## TASK STATEMENT
Repeat the entries below exactly, pictures excluded.

## Component data from apps and pages
^^^^^^^^
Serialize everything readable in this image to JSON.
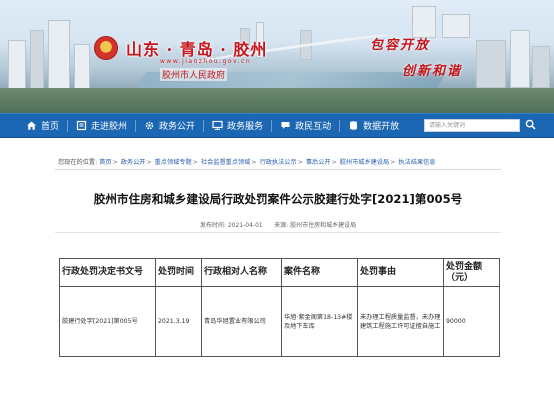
{
  "header": {
    "title": "山东 · 青岛 · 胶州",
    "url": "www.jiaozhou.gov.cn",
    "gov_name": "胶州市人民政府",
    "slogan_1": "包容开放",
    "slogan_2": "创新和谐"
  },
  "nav": {
    "items": [
      {
        "label": "首页",
        "icon": "home-icon"
      },
      {
        "label": "走进胶州",
        "icon": "book-icon"
      },
      {
        "label": "政务公开",
        "icon": "gear-icon"
      },
      {
        "label": "政务服务",
        "icon": "monitor-icon"
      },
      {
        "label": "政民互动",
        "icon": "chat-icon"
      },
      {
        "label": "数据开放",
        "icon": "database-icon"
      }
    ],
    "search_placeholder": "请输入关键词"
  },
  "breadcrumb": {
    "prefix": "您现在的位置:",
    "items": [
      "首页",
      "政务公开",
      "重点领域专题",
      "社会监督重点领域",
      "行政执法公示",
      "事后公开",
      "胶州市城乡建设局",
      "执法结果信息"
    ]
  },
  "document": {
    "title": "胶州市住房和城乡建设局行政处罚案件公示胶建行处字[2021]第005号",
    "date_label": "发布时间:",
    "date": "2021-04-01",
    "source_label": "来源:",
    "source": "胶州市住房和城乡建设局"
  },
  "table": {
    "headers": [
      "行政处罚决定书文号",
      "处罚时间",
      "行政相对人名称",
      "案件名称",
      "处罚事由",
      "处罚金额（元）"
    ],
    "rows": [
      [
        "胶建行处字[2021]第005号",
        "2021.3.19",
        "青岛华旭置业有限公司",
        "华旭·紫金阁第18-13#楼及地下车库",
        "未办理工程质量监督，未办理建筑工程施工许可证擅自施工",
        "90000"
      ]
    ]
  },
  "colors": {
    "nav_bg": "#1b67b3",
    "title_red": "#c4161c",
    "link_blue": "#2a5db0"
  }
}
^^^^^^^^
## RESPONSE
Serialize everything readable in this image to JSON.
{
  "header": {
    "title": "山东 · 青岛 · 胶州",
    "url": "www.jiaozhou.gov.cn",
    "gov_name": "胶州市人民政府",
    "slogan_1": "包容开放",
    "slogan_2": "创新和谐"
  },
  "nav": {
    "items": [
      {
        "label": "首页",
        "icon": "home-icon"
      },
      {
        "label": "走进胶州",
        "icon": "book-icon"
      },
      {
        "label": "政务公开",
        "icon": "gear-icon"
      },
      {
        "label": "政务服务",
        "icon": "monitor-icon"
      },
      {
        "label": "政民互动",
        "icon": "chat-icon"
      },
      {
        "label": "数据开放",
        "icon": "database-icon"
      }
    ],
    "search_placeholder": "请输入关键词"
  },
  "breadcrumb": {
    "prefix": "您现在的位置:",
    "items": [
      "首页",
      "政务公开",
      "重点领域专题",
      "社会监督重点领域",
      "行政执法公示",
      "事后公开",
      "胶州市城乡建设局",
      "执法结果信息"
    ]
  },
  "document": {
    "title": "胶州市住房和城乡建设局行政处罚案件公示胶建行处字[2021]第005号",
    "date_label": "发布时间:",
    "date": "2021-04-01",
    "source_label": "来源:",
    "source": "胶州市住房和城乡建设局"
  },
  "table": {
    "headers": [
      "行政处罚决定书文号",
      "处罚时间",
      "行政相对人名称",
      "案件名称",
      "处罚事由",
      "处罚金额（元）"
    ],
    "rows": [
      [
        "胶建行处字[2021]第005号",
        "2021.3.19",
        "青岛华旭置业有限公司",
        "华旭·紫金阁第18-13#楼及地下车库",
        "未办理工程质量监督，未办理建筑工程施工许可证擅自施工",
        "90000"
      ]
    ]
  },
  "colors": {
    "nav_bg": "#1b67b3",
    "title_red": "#c4161c",
    "link_blue": "#2a5db0"
  }
}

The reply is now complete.